One aspect of blogging which Hewitt overlooks -- perhaps because he has been in the business of putting his thoughts on paper for so long -- is the personal impact of disciplining oneself to write cogent and thoughtful posts which will be read by others. My blog is oriented toward longer, essay-based writing, rather than the far more common link-quote-comment format. For me, the process of writing for a blog has forced me to organize my thoughts more clearly, and has motivated me to research topics in far greater depth. In more than a few instances, this research has resulted in a change in my own opinion, and almost always results in the deepening of my understanding of a selected topic. The power of research, meditation, focused prayer, mental organization, and disciplined writing can be genuinely transformational.

Blogs also have huge potential as agents of true multiculturalism and tolerance -- unlike the thought-police variety ubiquitous on campus or at the NY Times. In a short period of time I can read opinions on the right and left, from Hollywood or Iraq, from soldiers and academicians, from all races and parts of the U.S, Europe, and the world. I've even found a few attorneys I've grown to like (Hugh is one of them, and the guys over at Powerline) -- so the power to overcome bias and stereotyping through the blogosphere is enormous.

The appendices, where Hewitt reprints prior articles he has published on the subject, detract from the quality of the overall work -- one is left with the feeling of being shortchanged. The author should have rewritten these in the context of the other material, or cited short passages to support other parts of the book. Why buy a book to revisit articles one may have already read?

One last thought: I hate the word "blog". To me, it sounds like a cross between a computer geek's wildest fantasy and a GI condition caused by eating too many Pop Tarts. I hope as this information tool evolves, that a better descriptive term arises. Some have suggested the term cyber sherpa -- an accurate, but far too esoteric substitute. Surely, with the many creative and intelligent minds working on this phenomenon, a better term will evolve.

In short, if you are new or relatively new to the blogging phenomenon, you should read this book to better understand where the information age is heading. If you are an experienced blogger or regular blog reader, you should buy this book to expand your horizons about the potential of blogs.

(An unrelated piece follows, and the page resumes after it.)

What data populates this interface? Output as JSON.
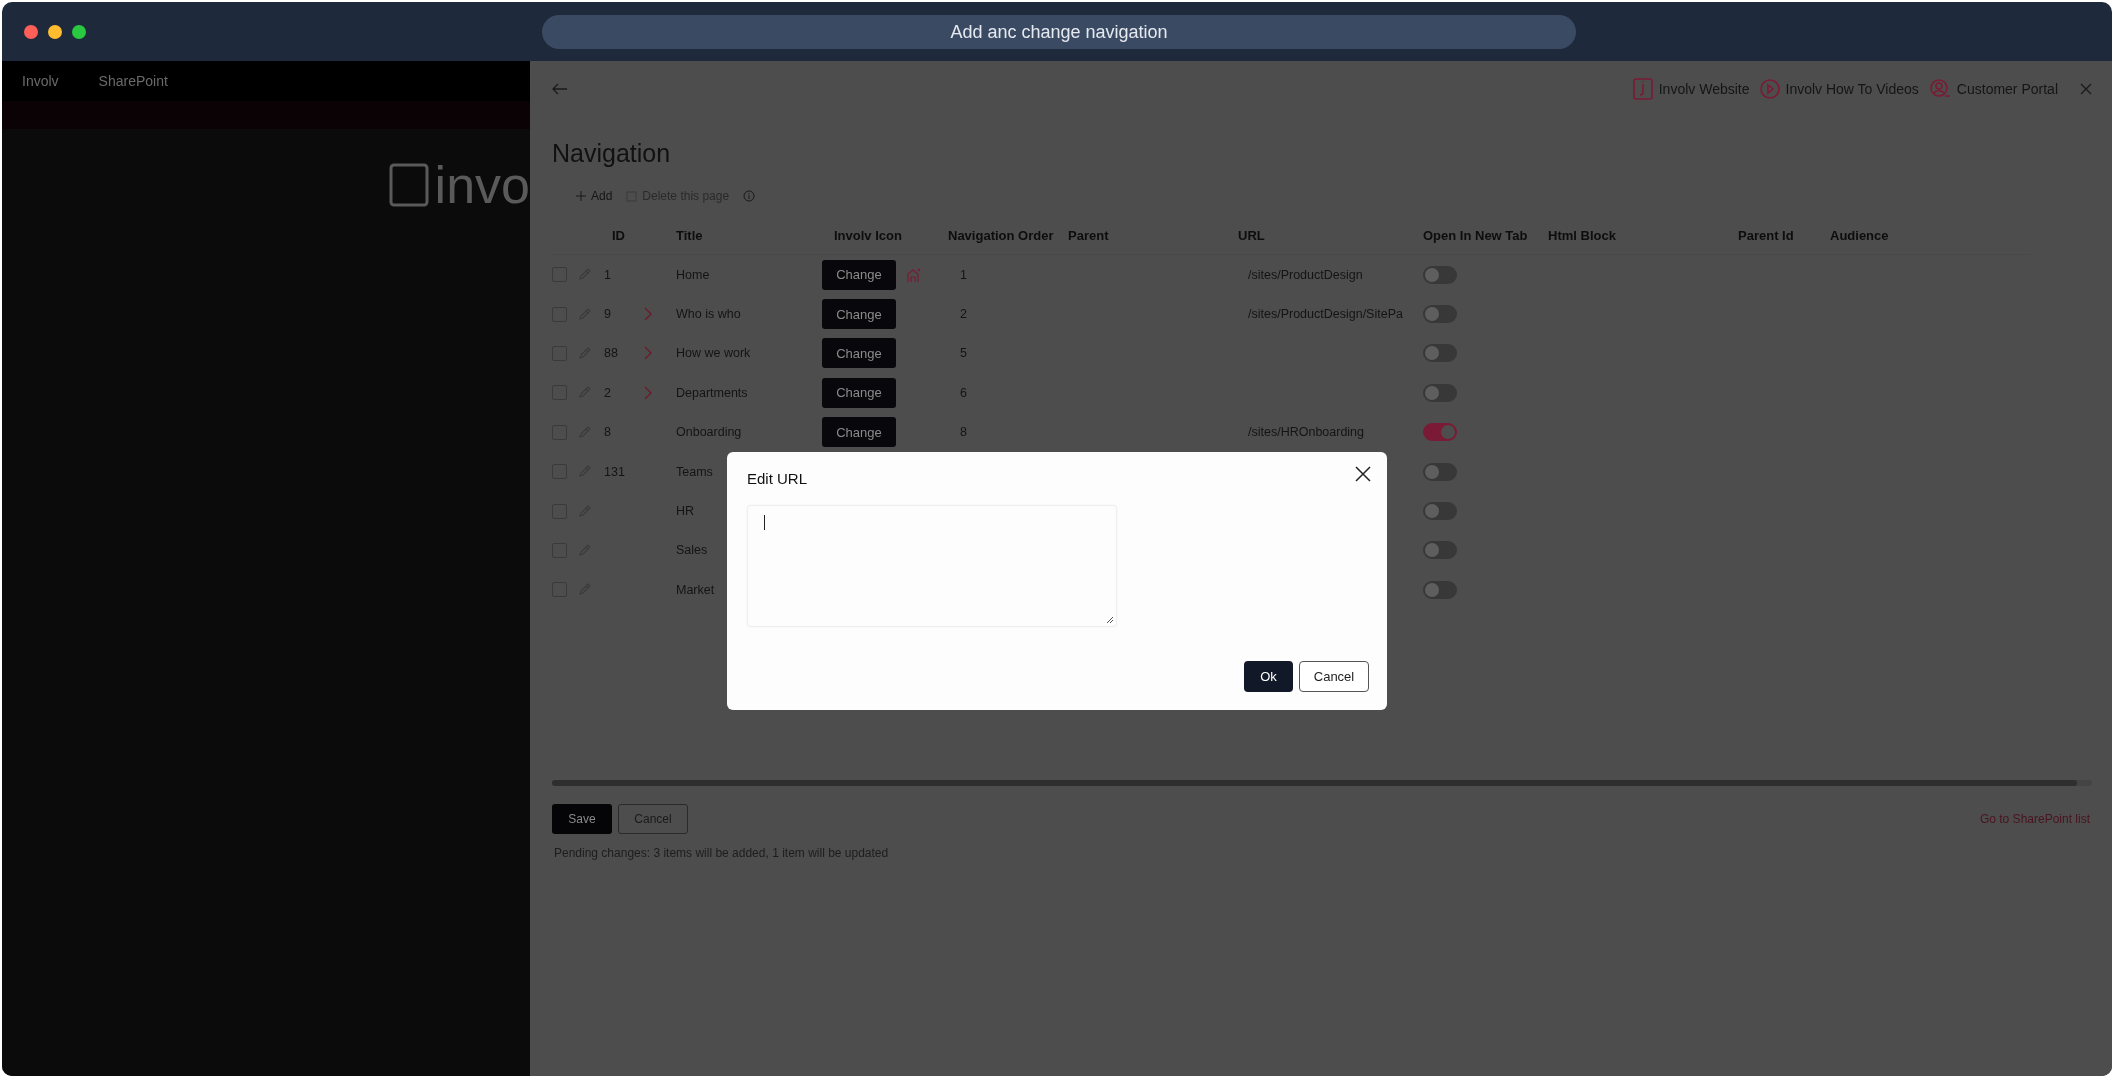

If you are a wild-eyed lefty who believes America is the cause of all the evil in the world, and a Michael Moore groupie, by all means don't buy this book. The religious references will give you heartburn, the political viewpoint will give you a high blood pressure, and most importantly, you may learn something useful to promote your worldview, which will be bad for the mental health of the rest of us. Besides, the book may raise cholesterol levels in susceptible individuals. As your physician, I would strongly advise against it.